Characterization and identification of numerically abundant culturable bacteria from the anoxic bulk soil of rice paddy microcosms.
Most-probable-number (liquid serial dilution culture) counts were obtained for polysaccharolytic and saccharolytic fermenting bacteria in the anoxic bulk soil of flooded microcosms containing rice plants. The highest viable counts (up to 2.5 x 10(8) cells per g [dry weight] of soil) were obtained by using xylan, pectin, or a mixture of seven mono- and disaccharides as the growth substrate.

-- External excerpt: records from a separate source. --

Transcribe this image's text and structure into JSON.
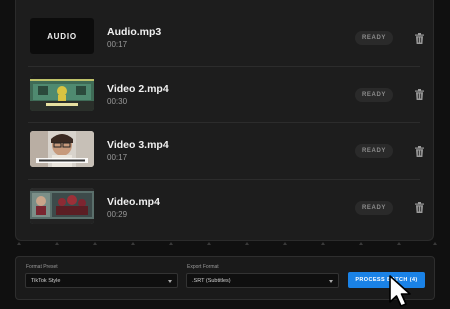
{
  "files": [
    {
      "name": "Audio.mp3",
      "duration": "00:17",
      "status": "READY",
      "thumbnail": "audio-placeholder",
      "thumbnail_label": "AUDIO"
    },
    {
      "name": "Video 2.mp4",
      "duration": "00:30",
      "status": "READY",
      "thumbnail": "video-frame"
    },
    {
      "name": "Video 3.mp4",
      "duration": "00:17",
      "status": "READY",
      "thumbnail": "video-frame"
    },
    {
      "name": "Video.mp4",
      "duration": "00:29",
      "status": "READY",
      "thumbnail": "video-frame"
    }
  ],
  "footer": {
    "format_preset_label": "Format Preset",
    "format_preset_value": "TikTok Style",
    "export_format_label": "Export Format",
    "export_format_value": ".SRT (Subtitles)",
    "process_button_label": "PROCESS BATCH (4)"
  },
  "icons": {
    "delete": "trash-icon",
    "select_chevron": "chevron-down-icon",
    "cursor": "mouse-pointer-icon"
  },
  "colors": {
    "accent": "#1a82e6",
    "panel": "#1d1d1d",
    "background": "#101010",
    "status_badge": "#2a2a2a"
  }
}
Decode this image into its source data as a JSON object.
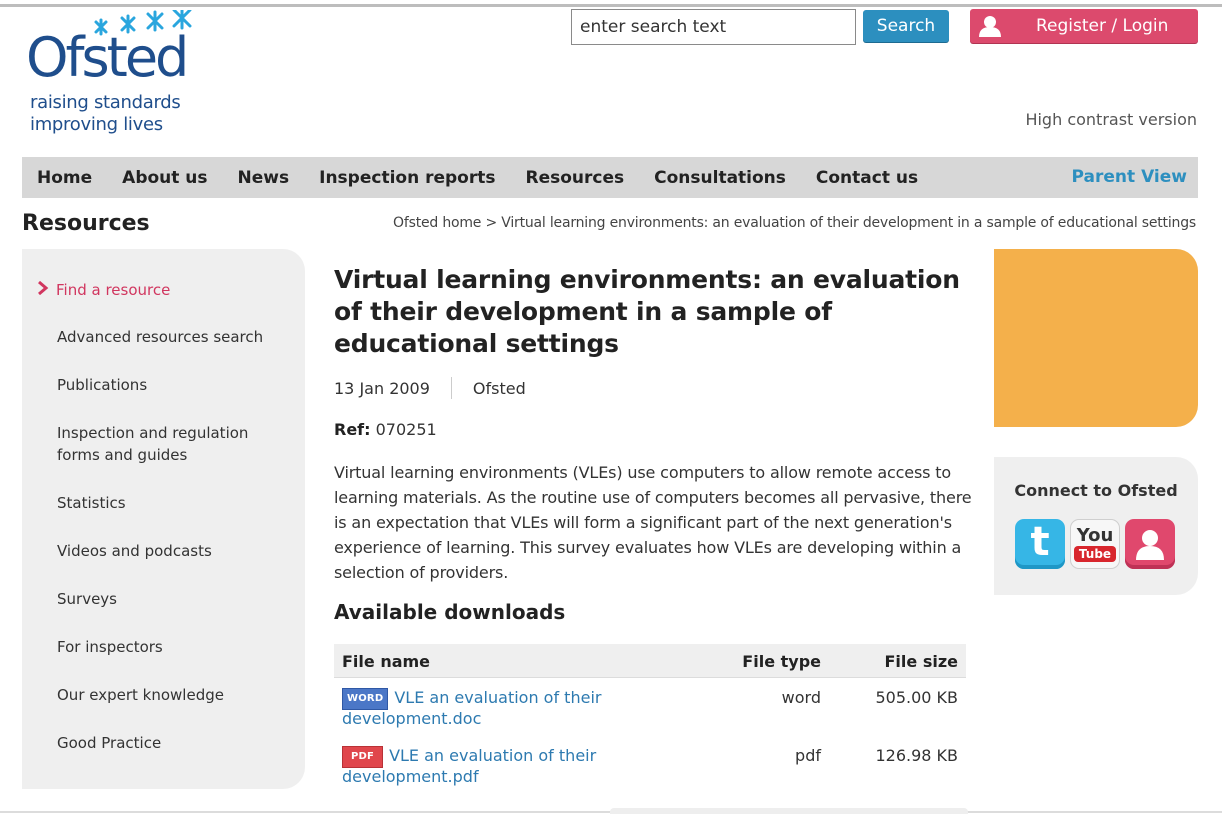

The total cell count for the soil, as determined by using 4', 6-diamidino-2-phenylindole staining, was 4.8 x 10(8) cells per g (dry weight) of soil. The nine strains isolated from the terminal positive tubes in counting experiments which yielded culturable populations that were equivalent to about 5% or more of the total microscopic count population belonged to the division Verrucomicrobia, the Cytophaga-Flavobacterium-Bacteroides division, clostridial cluster XIVa, clostridial cluster IX, Bacillus spp., and the class Actinobacteria. Isolates originating from the terminal positive tubes of liquid dilution series can be expected to be representatives of species whose populations in the soil are large. None of the isolates had 16S rRNA gene sequences identical to 16S rRNA gene sequences of previously described species for which data are available. Eight of the nine strains isolated fermented sugars to acetate and propionate (and some also fermented sugars to succinate). The closest relatives of these strains (except for the two strains of actinobacteria) were as-yet-uncultivated bacteria detected in the same soil sample by cloning PCR-amplified 16S rRNA genes (U. Hengstmann, K.-J. Chin, P. H. Janssen, and W. Liesack, Appl. Environ. Microbiol. 65:5050-5058, 1999). Twelve other isolates, which originated from most-probable-number counting series indicating that the culturable populations were smaller, were less closely related to cloned 16S rRNA genes. (+info)